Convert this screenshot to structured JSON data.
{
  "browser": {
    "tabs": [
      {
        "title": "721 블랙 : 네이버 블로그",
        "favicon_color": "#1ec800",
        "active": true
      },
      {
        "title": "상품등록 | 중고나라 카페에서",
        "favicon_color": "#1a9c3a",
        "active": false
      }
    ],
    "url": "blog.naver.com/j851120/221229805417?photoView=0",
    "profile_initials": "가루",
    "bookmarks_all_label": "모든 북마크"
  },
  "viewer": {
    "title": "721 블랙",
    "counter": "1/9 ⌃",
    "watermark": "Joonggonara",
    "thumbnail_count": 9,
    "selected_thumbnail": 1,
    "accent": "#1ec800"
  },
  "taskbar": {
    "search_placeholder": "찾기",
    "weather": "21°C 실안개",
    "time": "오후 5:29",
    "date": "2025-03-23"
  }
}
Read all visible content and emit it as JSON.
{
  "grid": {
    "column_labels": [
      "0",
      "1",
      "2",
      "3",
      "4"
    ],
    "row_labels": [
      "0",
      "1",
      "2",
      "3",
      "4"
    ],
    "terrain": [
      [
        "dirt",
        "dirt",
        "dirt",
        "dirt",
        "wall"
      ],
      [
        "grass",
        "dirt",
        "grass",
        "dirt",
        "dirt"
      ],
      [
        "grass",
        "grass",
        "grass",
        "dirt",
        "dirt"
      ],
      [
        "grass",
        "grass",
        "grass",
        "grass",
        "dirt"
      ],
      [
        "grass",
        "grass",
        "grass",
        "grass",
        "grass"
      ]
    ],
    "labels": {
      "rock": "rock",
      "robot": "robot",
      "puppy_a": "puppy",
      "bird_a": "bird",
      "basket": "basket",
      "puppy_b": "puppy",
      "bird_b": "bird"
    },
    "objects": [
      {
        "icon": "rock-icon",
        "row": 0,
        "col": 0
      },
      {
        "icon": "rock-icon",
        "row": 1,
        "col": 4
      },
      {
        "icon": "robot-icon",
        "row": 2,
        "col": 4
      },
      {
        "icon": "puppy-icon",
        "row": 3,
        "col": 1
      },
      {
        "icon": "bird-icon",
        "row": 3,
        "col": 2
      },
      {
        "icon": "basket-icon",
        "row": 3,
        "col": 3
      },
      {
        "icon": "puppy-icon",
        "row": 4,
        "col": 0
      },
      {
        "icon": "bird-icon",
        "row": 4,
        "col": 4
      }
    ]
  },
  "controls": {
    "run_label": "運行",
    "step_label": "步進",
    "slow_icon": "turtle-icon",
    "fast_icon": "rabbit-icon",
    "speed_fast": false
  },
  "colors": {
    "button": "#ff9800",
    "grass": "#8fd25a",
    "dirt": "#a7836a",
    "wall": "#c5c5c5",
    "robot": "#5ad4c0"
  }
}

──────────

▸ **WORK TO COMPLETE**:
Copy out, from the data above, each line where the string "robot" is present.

▸ **EXERCISE ANSWER**:
      "robot": "robot",
        "icon": "robot-icon",
    "robot": "#5ad4c0"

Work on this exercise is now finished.